▶ [Exercise prompt] Every entry below needs to be printed again exactly, with its pictures left out.
===== Given entries =====
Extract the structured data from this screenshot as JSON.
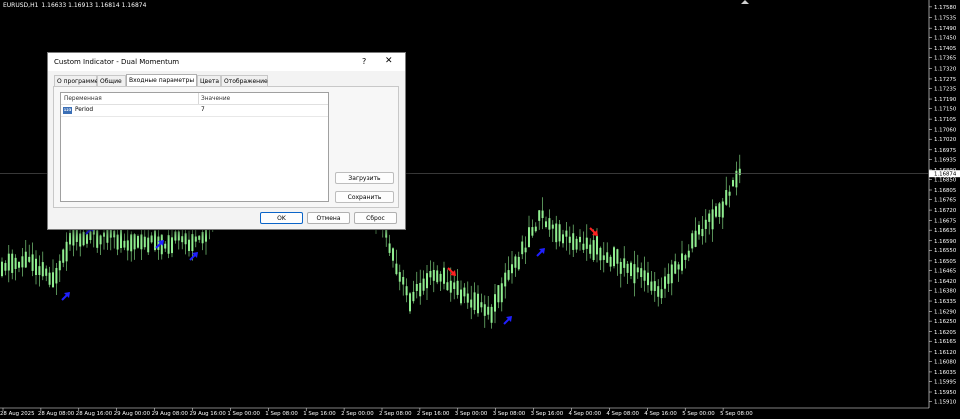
{
  "chart": {
    "symbol_label": "EURUSD,H1",
    "ohlc": "1.16633 1.16913 1.16814 1.16874",
    "current_price": "1.16874",
    "price_axis": {
      "min": 1.15895,
      "max": 1.17588,
      "labels": [
        "1.17580",
        "1.17535",
        "1.17490",
        "1.17450",
        "1.17405",
        "1.17365",
        "1.17320",
        "1.17275",
        "1.17235",
        "1.17190",
        "1.17150",
        "1.17105",
        "1.17060",
        "1.17020",
        "1.16975",
        "1.16935",
        "1.16890",
        "1.16850",
        "1.16805",
        "1.16765",
        "1.16720",
        "1.16675",
        "1.16635",
        "1.16590",
        "1.16550",
        "1.16505",
        "1.16465",
        "1.16420",
        "1.16380",
        "1.16335",
        "1.16290",
        "1.16250",
        "1.16205",
        "1.16165",
        "1.16120",
        "1.16080",
        "1.16035",
        "1.15995",
        "1.15950",
        "1.15910"
      ]
    },
    "time_axis": [
      "28 Aug 2025",
      "28 Aug 08:00",
      "28 Aug 16:00",
      "29 Aug 00:00",
      "29 Aug 08:00",
      "29 Aug 16:00",
      "1 Sep 00:00",
      "1 Sep 08:00",
      "1 Sep 16:00",
      "2 Sep 00:00",
      "2 Sep 08:00",
      "2 Sep 16:00",
      "3 Sep 00:00",
      "3 Sep 08:00",
      "3 Sep 16:00",
      "4 Sep 00:00",
      "4 Sep 08:00",
      "4 Sep 16:00",
      "5 Sep 00:00",
      "5 Sep 08:00"
    ],
    "colors": {
      "background": "#000000",
      "candle": "#90ee90",
      "up_arrow": "#2020ff",
      "down_arrow": "#ff2020",
      "axis_text": "#ffffff",
      "price_line": "#5a5a5a"
    }
  },
  "dialog": {
    "title": "Custom Indicator - Dual Momentum",
    "help_glyph": "?",
    "close_glyph": "✕",
    "tabs": [
      {
        "label": "О программе"
      },
      {
        "label": "Общие"
      },
      {
        "label": "Входные параметры"
      },
      {
        "label": "Цвета"
      },
      {
        "label": "Отображение"
      }
    ],
    "table": {
      "col_variable": "Переменная",
      "col_value": "Значение",
      "rows": [
        {
          "type_badge": "123",
          "name": "Period",
          "value": "7"
        }
      ]
    },
    "load_button": "Загрузить",
    "save_button": "Сохранить",
    "ok_button": "OK",
    "cancel_button": "Отмена",
    "reset_button": "Сброс"
  }
}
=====
▶ [Response to the task]
Extract the structured data from this screenshot as JSON.
{
  "chart": {
    "symbol_label": "EURUSD,H1",
    "ohlc": "1.16633 1.16913 1.16814 1.16874",
    "current_price": "1.16874",
    "price_axis": {
      "min": 1.15895,
      "max": 1.17588,
      "labels": [
        "1.17580",
        "1.17535",
        "1.17490",
        "1.17450",
        "1.17405",
        "1.17365",
        "1.17320",
        "1.17275",
        "1.17235",
        "1.17190",
        "1.17150",
        "1.17105",
        "1.17060",
        "1.17020",
        "1.16975",
        "1.16935",
        "1.16890",
        "1.16850",
        "1.16805",
        "1.16765",
        "1.16720",
        "1.16675",
        "1.16635",
        "1.16590",
        "1.16550",
        "1.16505",
        "1.16465",
        "1.16420",
        "1.16380",
        "1.16335",
        "1.16290",
        "1.16250",
        "1.16205",
        "1.16165",
        "1.16120",
        "1.16080",
        "1.16035",
        "1.15995",
        "1.15950",
        "1.15910"
      ]
    },
    "time_axis": [
      "28 Aug 2025",
      "28 Aug 08:00",
      "28 Aug 16:00",
      "29 Aug 00:00",
      "29 Aug 08:00",
      "29 Aug 16:00",
      "1 Sep 00:00",
      "1 Sep 08:00",
      "1 Sep 16:00",
      "2 Sep 00:00",
      "2 Sep 08:00",
      "2 Sep 16:00",
      "3 Sep 00:00",
      "3 Sep 08:00",
      "3 Sep 16:00",
      "4 Sep 00:00",
      "4 Sep 08:00",
      "4 Sep 16:00",
      "5 Sep 00:00",
      "5 Sep 08:00"
    ],
    "colors": {
      "background": "#000000",
      "candle": "#90ee90",
      "up_arrow": "#2020ff",
      "down_arrow": "#ff2020",
      "axis_text": "#ffffff",
      "price_line": "#5a5a5a"
    }
  },
  "dialog": {
    "title": "Custom Indicator - Dual Momentum",
    "help_glyph": "?",
    "close_glyph": "✕",
    "tabs": [
      {
        "label": "О программе"
      },
      {
        "label": "Общие"
      },
      {
        "label": "Входные параметры"
      },
      {
        "label": "Цвета"
      },
      {
        "label": "Отображение"
      }
    ],
    "table": {
      "col_variable": "Переменная",
      "col_value": "Значение",
      "rows": [
        {
          "type_badge": "123",
          "name": "Period",
          "value": "7"
        }
      ]
    },
    "load_button": "Загрузить",
    "save_button": "Сохранить",
    "ok_button": "OK",
    "cancel_button": "Отмена",
    "reset_button": "Сброс"
  }
}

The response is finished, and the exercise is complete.